is where you don’t, ever, wear camouflage. Not unless you enjoy breaking laws and dealing with the police.
Given that the history of the island has involved Spanish, French and British (and a name with roots in more than one language). We sailed into harbor, again downtown shortly before one. Even from the dock, the town looks more modern than the last two islands. I am not speaking of just shopping areas, but the houses on the hills overlooking the water front.
I can look down at the pier from my port-side balcony and look ahead to the terminal building where it is rumored you can buy an inexpensive Wifi code.
That rumor is true. Wifi was $2.00/hr in Aruba and $3.00/coffee/hour yesterday. Here it is $3.00/day but I don’t think the current speed is going to last once more people get off the ship. I haven’t explored the town which is next on my list as soon as I finish this note.
Which means, once again, pictures are going to have to follow!
Updates from Aruba and Bonaire
For whatever reason, I wasn’t able to find the old synagogue in Aruba. There was a symbol for it in the legend, but it was absent on the map. Information center just looked at me blankly. Seven churches and the Bible Museum were clearly marked along with two hospitals and five police stations.
So instead of touring one of the oldest Jewish sites in the Southern Caribbean I went to a park and watched a group of iguanas. I am sure there is an official name for a cluster of them, but I am not currently in a position to do research.

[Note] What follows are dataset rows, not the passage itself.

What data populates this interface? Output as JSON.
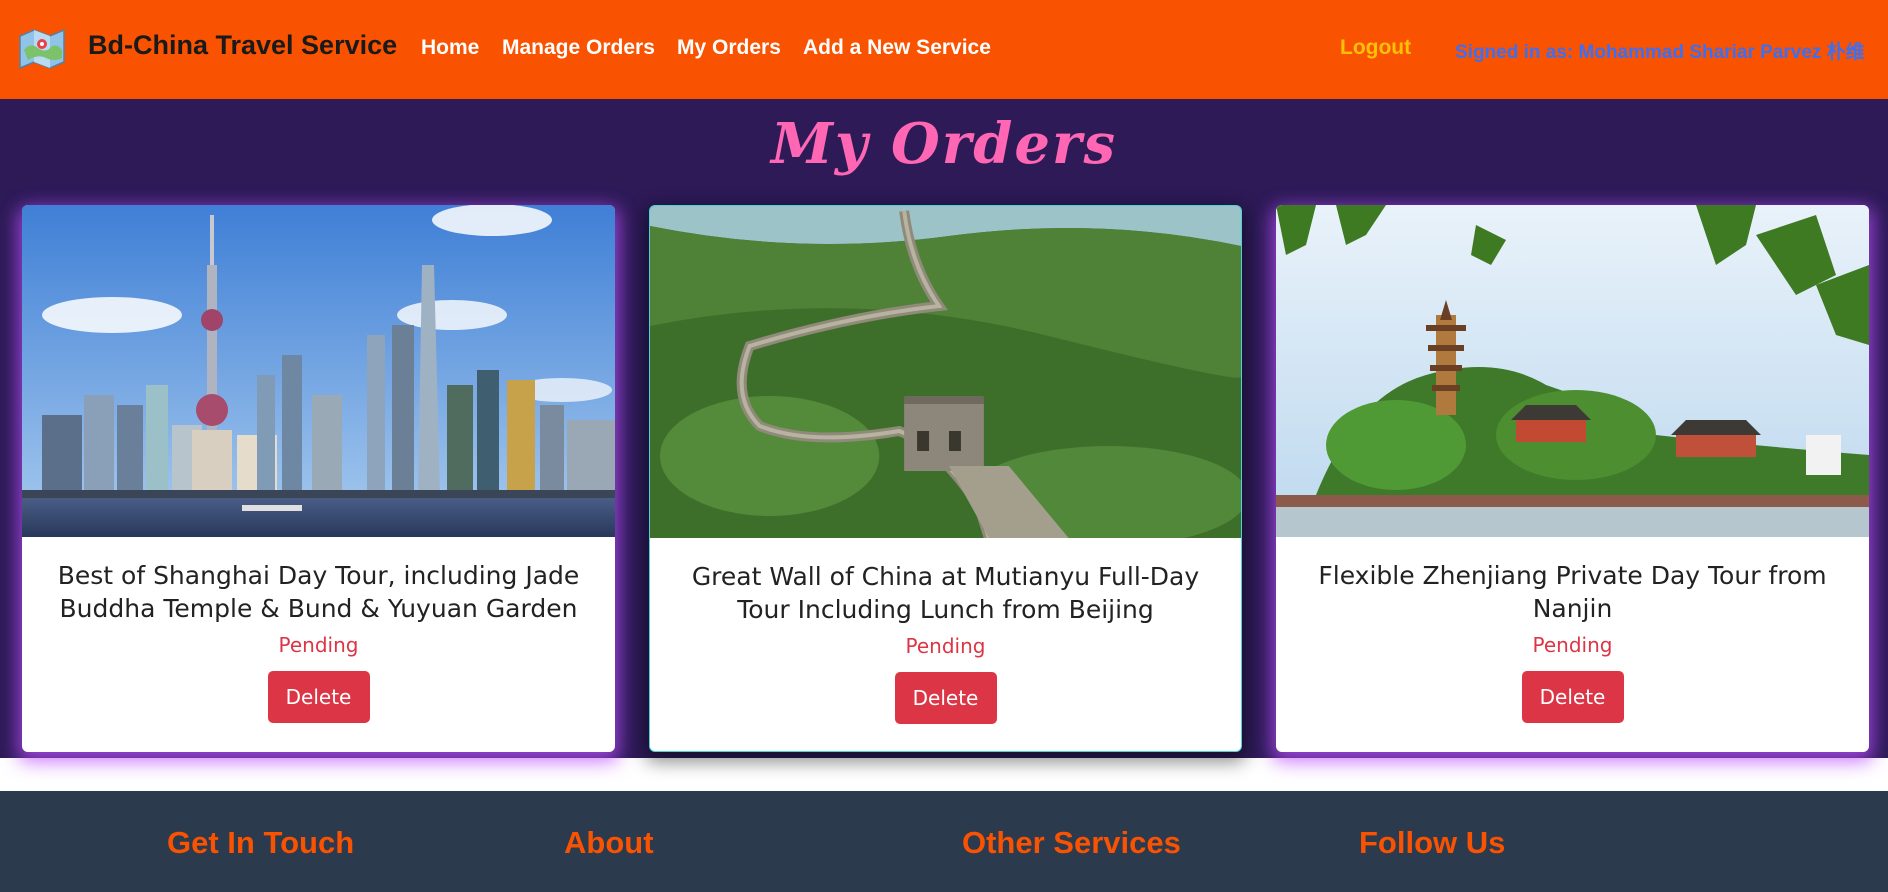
{
  "navbar": {
    "brand": "Bd-China Travel Service",
    "links": [
      "Home",
      "Manage Orders",
      "My Orders",
      "Add a New Service"
    ],
    "logout": "Logout",
    "signed_in": "Signed in as: Mohammad Shariar Parvez 朴维",
    "logo_icon": "map-logo-icon",
    "colors": {
      "background": "#f95200",
      "logout": "#ffc107",
      "signed_in": "#3d6ff2"
    }
  },
  "main": {
    "title": "My Orders",
    "colors": {
      "background": "#2d1a57",
      "title": "#ff66b3"
    },
    "orders": [
      {
        "title": "Best of Shanghai Day Tour, including Jade Buddha Temple & Bund & Yuyuan Garden",
        "status": "Pending",
        "delete_label": "Delete"
      },
      {
        "title": "Great Wall of China at Mutianyu Full-Day Tour Including Lunch from Beijing",
        "status": "Pending",
        "delete_label": "Delete"
      },
      {
        "title": "Flexible Zhenjiang Private Day Tour from Nanjin",
        "status": "Pending",
        "delete_label": "Delete"
      }
    ]
  },
  "footer": {
    "headings": [
      "Get In Touch",
      "About",
      "Other Services",
      "Follow Us"
    ],
    "colors": {
      "background": "#2c3a4e",
      "heading": "#f95200"
    }
  }
}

On Friday there were armed Dutch soldiers walking the streets. The detachment is from Curaçaco on island for both a recon (disaster planning) and a sports competition. All of them appeared to be in their early 20s. And white.